Work order: The answer must match the listing exactly, with every line written out again.

Data:
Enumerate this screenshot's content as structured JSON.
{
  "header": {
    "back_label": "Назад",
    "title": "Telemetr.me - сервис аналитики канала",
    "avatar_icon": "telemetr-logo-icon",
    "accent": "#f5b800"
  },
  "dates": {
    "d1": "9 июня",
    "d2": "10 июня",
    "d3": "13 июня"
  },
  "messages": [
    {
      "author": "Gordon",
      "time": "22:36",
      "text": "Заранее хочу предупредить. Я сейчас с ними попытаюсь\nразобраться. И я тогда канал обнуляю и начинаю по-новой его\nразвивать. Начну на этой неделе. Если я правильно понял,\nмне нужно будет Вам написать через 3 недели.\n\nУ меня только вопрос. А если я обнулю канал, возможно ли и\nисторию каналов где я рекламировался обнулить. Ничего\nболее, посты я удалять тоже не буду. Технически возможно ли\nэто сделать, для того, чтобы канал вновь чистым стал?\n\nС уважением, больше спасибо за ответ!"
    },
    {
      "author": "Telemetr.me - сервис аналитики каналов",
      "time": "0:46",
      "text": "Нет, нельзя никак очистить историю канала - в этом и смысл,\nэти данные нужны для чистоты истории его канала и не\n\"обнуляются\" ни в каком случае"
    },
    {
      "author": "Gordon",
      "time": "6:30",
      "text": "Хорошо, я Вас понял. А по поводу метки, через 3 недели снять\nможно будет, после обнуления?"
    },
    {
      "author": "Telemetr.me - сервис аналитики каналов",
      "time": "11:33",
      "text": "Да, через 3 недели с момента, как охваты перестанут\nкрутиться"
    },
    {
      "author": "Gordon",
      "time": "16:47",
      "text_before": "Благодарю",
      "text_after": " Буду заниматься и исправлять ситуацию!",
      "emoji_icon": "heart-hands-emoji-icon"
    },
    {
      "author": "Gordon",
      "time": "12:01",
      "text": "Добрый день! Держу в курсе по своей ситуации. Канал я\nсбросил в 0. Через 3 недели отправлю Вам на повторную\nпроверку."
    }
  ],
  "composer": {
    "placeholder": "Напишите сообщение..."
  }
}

Written response:
Enumerate this screenshot's content as structured JSON.
{
  "header": {
    "back_label": "Назад",
    "title": "Telemetr.me - сервис аналитики канала",
    "avatar_icon": "telemetr-logo-icon",
    "accent": "#f5b800"
  },
  "dates": {
    "d1": "9 июня",
    "d2": "10 июня",
    "d3": "13 июня"
  },
  "messages": [
    {
      "author": "Gordon",
      "time": "22:36",
      "text": "Заранее хочу предупредить. Я сейчас с ними попытаюсь\nразобраться. И я тогда канал обнуляю и начинаю по-новой его\nразвивать. Начну на этой неделе. Если я правильно понял,\nмне нужно будет Вам написать через 3 недели.\n\nУ меня только вопрос. А если я обнулю канал, возможно ли и\nисторию каналов где я рекламировался обнулить. Ничего\nболее, посты я удалять тоже не буду. Технически возможно ли\nэто сделать, для того, чтобы канал вновь чистым стал?\n\nС уважением, больше спасибо за ответ!"
    },
    {
      "author": "Telemetr.me - сервис аналитики каналов",
      "time": "0:46",
      "text": "Нет, нельзя никак очистить историю канала - в этом и смысл,\nэти данные нужны для чистоты истории его канала и не\n\"обнуляются\" ни в каком случае"
    },
    {
      "author": "Gordon",
      "time": "6:30",
      "text": "Хорошо, я Вас понял. А по поводу метки, через 3 недели снять\nможно будет, после обнуления?"
    },
    {
      "author": "Telemetr.me - сервис аналитики каналов",
      "time": "11:33",
      "text": "Да, через 3 недели с момента, как охваты перестанут\nкрутиться"
    },
    {
      "author": "Gordon",
      "time": "16:47",
      "text_before": "Благодарю",
      "text_after": " Буду заниматься и исправлять ситуацию!",
      "emoji_icon": "heart-hands-emoji-icon"
    },
    {
      "author": "Gordon",
      "time": "12:01",
      "text": "Добрый день! Держу в курсе по своей ситуации. Канал я\nсбросил в 0. Через 3 недели отправлю Вам на повторную\nпроверку."
    }
  ],
  "composer": {
    "placeholder": "Напишите сообщение..."
  }
}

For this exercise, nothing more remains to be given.